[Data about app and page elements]
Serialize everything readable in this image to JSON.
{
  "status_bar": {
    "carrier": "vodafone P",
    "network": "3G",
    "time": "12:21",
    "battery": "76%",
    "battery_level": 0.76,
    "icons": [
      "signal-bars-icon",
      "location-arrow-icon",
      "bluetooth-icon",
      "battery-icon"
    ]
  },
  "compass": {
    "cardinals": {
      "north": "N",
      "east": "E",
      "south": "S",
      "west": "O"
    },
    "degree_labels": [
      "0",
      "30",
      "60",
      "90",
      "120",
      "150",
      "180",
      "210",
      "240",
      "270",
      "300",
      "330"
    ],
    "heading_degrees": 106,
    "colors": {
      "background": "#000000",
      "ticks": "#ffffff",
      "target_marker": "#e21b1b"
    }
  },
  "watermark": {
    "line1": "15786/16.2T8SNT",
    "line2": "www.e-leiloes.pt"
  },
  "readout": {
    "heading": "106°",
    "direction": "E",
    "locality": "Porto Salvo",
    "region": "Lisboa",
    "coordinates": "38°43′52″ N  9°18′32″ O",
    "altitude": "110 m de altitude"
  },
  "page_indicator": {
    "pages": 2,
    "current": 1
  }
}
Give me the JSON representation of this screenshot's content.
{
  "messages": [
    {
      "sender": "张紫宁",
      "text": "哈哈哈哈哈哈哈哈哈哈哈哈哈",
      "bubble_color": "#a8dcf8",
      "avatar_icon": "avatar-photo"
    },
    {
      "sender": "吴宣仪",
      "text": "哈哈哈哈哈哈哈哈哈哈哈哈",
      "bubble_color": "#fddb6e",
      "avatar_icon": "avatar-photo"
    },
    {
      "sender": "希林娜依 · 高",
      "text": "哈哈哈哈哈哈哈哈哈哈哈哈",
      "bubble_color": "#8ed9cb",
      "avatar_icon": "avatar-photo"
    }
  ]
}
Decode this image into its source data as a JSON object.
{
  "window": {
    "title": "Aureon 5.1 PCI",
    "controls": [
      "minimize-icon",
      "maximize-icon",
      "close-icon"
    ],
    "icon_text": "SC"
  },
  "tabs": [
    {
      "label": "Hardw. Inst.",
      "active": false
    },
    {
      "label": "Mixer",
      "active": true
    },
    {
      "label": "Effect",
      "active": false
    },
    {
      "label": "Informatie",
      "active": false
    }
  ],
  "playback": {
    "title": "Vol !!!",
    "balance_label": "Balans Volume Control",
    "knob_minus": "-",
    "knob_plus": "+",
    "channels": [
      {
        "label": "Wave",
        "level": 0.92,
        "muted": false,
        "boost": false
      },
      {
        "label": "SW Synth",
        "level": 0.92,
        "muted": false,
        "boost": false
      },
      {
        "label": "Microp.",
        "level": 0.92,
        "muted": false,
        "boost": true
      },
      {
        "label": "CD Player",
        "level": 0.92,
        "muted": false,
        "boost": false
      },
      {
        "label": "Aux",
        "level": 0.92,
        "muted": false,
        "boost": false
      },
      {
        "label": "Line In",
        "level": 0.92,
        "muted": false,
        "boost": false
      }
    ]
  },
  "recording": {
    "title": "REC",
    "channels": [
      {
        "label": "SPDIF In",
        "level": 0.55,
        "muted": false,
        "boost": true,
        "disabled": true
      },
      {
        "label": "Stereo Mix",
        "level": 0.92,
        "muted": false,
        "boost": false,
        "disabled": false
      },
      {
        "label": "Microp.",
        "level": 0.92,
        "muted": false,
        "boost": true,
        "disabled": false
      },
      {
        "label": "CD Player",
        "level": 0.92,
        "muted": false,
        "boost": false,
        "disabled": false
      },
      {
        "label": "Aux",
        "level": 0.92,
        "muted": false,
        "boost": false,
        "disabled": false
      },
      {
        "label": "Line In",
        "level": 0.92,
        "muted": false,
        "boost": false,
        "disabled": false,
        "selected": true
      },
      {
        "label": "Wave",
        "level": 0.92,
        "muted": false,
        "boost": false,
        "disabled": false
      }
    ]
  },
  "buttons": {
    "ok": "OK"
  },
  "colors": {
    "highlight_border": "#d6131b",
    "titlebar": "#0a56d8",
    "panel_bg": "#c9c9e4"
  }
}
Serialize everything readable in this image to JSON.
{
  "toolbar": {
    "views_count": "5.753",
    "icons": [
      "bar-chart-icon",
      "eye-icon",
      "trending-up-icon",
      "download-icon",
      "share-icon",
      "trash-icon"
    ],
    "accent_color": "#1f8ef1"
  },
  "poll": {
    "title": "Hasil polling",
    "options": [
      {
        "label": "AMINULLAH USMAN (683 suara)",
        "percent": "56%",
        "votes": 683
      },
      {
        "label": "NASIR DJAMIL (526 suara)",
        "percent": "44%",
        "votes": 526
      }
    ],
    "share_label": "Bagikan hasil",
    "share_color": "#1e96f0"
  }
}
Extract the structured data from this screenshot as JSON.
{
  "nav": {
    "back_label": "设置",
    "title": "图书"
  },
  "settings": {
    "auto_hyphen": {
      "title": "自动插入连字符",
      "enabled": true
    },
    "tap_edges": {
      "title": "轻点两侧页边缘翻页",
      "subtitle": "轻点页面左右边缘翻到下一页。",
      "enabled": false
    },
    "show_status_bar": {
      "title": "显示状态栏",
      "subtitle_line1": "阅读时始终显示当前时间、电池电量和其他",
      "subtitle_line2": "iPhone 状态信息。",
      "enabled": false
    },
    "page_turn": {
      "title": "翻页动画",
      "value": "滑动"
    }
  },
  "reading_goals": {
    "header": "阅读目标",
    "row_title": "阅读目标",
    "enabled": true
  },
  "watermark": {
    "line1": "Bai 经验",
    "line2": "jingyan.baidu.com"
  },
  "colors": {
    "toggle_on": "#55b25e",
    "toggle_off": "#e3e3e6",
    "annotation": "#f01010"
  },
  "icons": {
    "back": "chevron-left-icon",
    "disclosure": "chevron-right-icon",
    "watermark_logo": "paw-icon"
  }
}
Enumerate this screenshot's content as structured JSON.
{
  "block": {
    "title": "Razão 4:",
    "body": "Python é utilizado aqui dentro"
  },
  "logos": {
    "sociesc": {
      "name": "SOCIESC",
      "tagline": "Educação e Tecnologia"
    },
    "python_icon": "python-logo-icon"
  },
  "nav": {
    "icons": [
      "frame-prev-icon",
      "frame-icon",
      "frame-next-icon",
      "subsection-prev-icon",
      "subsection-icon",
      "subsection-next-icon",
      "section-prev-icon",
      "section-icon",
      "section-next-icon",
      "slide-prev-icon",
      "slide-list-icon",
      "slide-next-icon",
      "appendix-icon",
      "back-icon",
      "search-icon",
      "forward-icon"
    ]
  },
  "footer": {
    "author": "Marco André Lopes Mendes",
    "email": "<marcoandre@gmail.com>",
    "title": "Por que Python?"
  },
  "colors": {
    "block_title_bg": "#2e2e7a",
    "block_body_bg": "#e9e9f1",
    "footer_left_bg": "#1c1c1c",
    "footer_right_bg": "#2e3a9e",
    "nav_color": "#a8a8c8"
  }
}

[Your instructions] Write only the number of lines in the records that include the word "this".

[Your solution] 6